*** DATA RECORDS Section Begins ***

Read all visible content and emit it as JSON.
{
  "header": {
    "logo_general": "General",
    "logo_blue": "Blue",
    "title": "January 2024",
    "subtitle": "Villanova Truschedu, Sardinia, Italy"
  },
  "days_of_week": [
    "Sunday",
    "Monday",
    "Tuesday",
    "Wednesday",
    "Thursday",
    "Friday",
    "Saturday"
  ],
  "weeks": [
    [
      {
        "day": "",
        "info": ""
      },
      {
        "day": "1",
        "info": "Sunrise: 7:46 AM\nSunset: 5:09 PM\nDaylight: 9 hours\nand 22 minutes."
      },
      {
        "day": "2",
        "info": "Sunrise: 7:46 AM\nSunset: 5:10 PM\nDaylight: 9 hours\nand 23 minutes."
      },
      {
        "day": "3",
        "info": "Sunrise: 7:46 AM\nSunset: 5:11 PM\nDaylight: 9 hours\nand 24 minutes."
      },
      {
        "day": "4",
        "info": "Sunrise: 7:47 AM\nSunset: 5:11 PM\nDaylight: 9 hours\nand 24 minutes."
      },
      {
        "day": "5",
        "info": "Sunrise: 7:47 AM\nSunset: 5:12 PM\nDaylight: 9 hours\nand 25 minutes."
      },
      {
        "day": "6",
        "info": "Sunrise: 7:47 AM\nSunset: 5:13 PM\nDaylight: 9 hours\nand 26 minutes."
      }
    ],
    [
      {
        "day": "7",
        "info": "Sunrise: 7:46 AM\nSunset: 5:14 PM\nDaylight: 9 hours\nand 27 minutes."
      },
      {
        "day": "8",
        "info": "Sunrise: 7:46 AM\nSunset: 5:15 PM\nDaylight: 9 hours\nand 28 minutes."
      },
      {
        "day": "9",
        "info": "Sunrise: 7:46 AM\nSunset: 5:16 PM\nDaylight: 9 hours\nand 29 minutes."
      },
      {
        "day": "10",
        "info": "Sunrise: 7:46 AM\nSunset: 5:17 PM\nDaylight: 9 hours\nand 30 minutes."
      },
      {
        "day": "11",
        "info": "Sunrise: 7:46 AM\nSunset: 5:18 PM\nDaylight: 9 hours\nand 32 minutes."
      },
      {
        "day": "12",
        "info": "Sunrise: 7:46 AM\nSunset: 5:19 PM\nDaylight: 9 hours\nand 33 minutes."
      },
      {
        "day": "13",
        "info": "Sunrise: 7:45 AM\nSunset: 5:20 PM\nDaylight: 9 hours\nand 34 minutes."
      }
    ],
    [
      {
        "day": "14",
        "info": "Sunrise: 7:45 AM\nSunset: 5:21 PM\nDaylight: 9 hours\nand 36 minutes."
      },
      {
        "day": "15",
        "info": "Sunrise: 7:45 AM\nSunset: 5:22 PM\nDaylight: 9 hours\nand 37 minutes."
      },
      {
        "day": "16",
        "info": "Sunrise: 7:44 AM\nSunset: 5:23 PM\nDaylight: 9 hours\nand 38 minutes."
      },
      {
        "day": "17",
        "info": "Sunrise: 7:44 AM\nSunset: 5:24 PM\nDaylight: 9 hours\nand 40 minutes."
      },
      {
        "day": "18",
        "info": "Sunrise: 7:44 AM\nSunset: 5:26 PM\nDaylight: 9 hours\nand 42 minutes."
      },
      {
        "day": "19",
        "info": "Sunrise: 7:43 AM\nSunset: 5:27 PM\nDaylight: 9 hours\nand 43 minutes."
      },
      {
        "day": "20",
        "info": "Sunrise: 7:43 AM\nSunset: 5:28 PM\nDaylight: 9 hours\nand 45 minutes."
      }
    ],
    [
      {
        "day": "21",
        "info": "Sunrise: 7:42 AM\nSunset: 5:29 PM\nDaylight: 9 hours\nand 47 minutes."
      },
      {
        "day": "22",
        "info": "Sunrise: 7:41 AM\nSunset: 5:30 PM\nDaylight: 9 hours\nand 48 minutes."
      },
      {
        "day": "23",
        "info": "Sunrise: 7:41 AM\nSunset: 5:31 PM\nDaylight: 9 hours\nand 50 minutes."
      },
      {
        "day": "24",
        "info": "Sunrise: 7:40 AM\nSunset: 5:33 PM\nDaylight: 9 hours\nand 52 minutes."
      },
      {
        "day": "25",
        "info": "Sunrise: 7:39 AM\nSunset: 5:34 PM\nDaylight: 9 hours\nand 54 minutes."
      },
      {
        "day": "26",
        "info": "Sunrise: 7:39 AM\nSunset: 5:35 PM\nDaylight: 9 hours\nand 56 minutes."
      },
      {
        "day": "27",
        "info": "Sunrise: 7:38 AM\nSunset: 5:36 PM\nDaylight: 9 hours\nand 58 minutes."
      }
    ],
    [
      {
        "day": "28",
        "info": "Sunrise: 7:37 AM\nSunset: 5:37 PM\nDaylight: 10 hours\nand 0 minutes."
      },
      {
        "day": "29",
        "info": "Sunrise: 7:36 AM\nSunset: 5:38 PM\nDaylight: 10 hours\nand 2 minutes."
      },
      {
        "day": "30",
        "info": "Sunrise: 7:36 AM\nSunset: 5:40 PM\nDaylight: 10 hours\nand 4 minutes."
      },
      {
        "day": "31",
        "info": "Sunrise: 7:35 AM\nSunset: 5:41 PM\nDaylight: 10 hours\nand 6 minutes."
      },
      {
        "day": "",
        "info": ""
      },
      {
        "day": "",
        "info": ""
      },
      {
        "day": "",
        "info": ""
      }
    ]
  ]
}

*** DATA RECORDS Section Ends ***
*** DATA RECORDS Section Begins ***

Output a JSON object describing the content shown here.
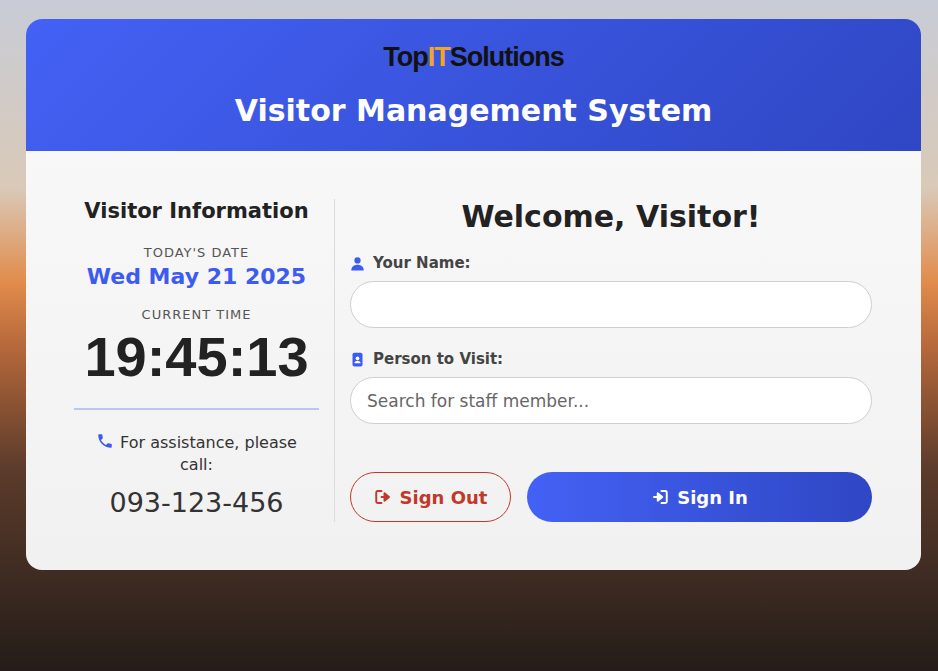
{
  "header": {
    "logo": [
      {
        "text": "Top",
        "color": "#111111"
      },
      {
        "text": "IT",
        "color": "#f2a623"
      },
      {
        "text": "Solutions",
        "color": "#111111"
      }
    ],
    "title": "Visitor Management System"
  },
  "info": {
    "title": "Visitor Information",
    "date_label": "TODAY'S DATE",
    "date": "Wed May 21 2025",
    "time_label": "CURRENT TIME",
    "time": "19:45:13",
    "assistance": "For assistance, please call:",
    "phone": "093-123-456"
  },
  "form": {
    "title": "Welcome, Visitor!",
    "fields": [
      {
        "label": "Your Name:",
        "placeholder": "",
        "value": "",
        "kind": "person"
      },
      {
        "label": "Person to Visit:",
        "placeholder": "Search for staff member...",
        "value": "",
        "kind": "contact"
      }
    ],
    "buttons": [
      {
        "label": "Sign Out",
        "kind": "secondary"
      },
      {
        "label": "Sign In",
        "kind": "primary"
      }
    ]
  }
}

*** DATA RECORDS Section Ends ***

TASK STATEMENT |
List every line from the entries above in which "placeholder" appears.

SOLUTION FOR THIS EXERCISE |
        "placeholder": "",
        "placeholder": "Search for staff member...",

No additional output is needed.